From music composition to community music
Community music is gradually gaining ground in Britain. Among the most famous examples are More Music Morecombe (www.moremusic.org.uk) and Sistema Scotland (http://makeabignoise.org.uk). As a music composition and drawing student with the OCA, my interest in conceptual and socially engaged art has inspired me to develop my own interpretation of community music.
My professional background is in community development and I’ve always been interested in how communities function. For communities to take initiative themselves, residents need to know each other and share a strong sense-of-community. Carefully thought-out community music initiatives can contribute to this.
With this in mind I started a community music project (Music for Communities) in my own community, together with community artist Norma Hunter and the local heritage centre. Realising that we were approaching the 30th anniversary of the closure of our local paper mill we set out to capture the memories of former employees through memory-sharing workshops, after which my task was to turn these into three songs (click here) for a come-and-sing event with the former employees and the wider community. Long-term residents and people who moved to the village more recently met each other face-to-face in the come-and-sing event, sharing the memories of the mill and in turn creating a new memory.
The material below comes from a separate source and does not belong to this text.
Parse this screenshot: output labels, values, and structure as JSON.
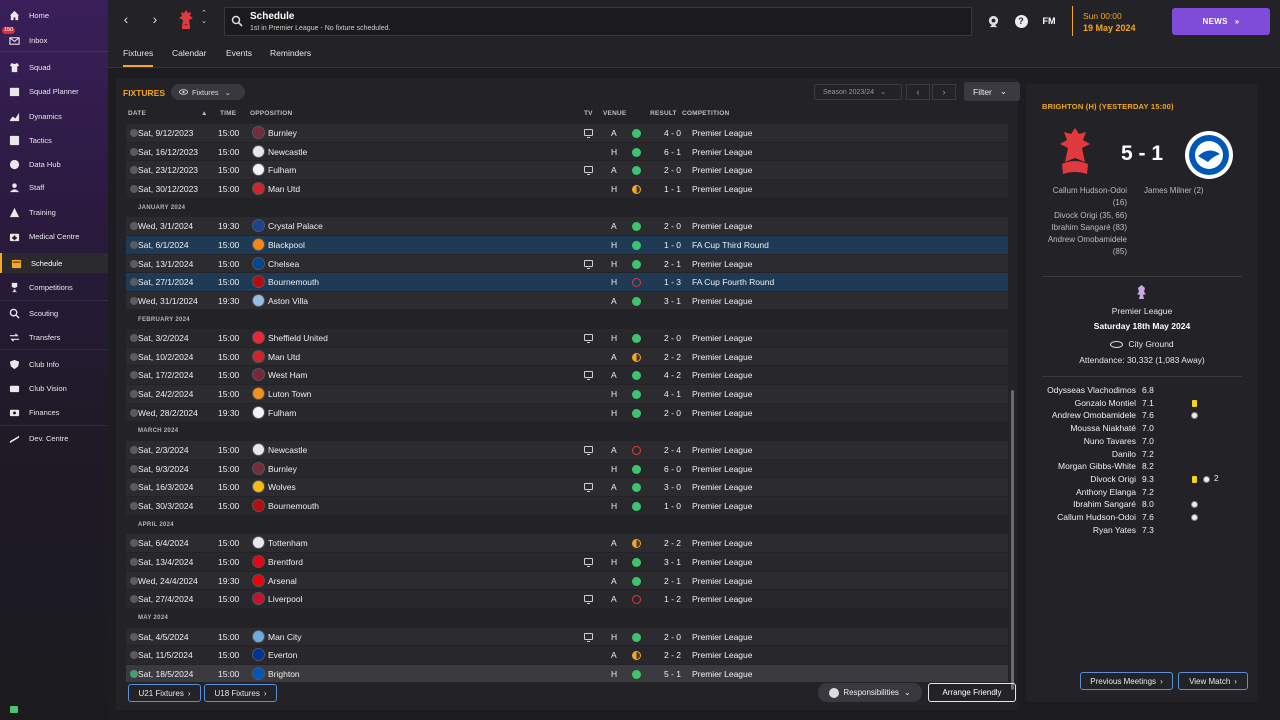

This interpretation of community music is different from that of More Music Morecombe and Sistema Scotland as the aim is not so much to provide classes or increase people’s musical ability, but to use music as a trigger to bring people together to create a dialogue, a story people can relate to and that reinforces their sense-of-community.
My approach to community music is inspired by socially engaged arts that stressed that dialogue itself can be seen as a form of art. Music can contribute to community development as it can trigger dialogue among community members. Yet, I find that I need words to complement the moods and atmospheres that music expresses. This is the reason why I often turn to writing songs, but in the future I may well combine music and poetry or storytelling. For a community music project to enhance people’s sense-of-community, the dialogue should be between the musician and the participants, but most of all between the participants themselves. Community music should be music for and with communities, a shared experience in which people participate actively.
To read more about my work, please visit www.musicforcommunities.blogspot.com.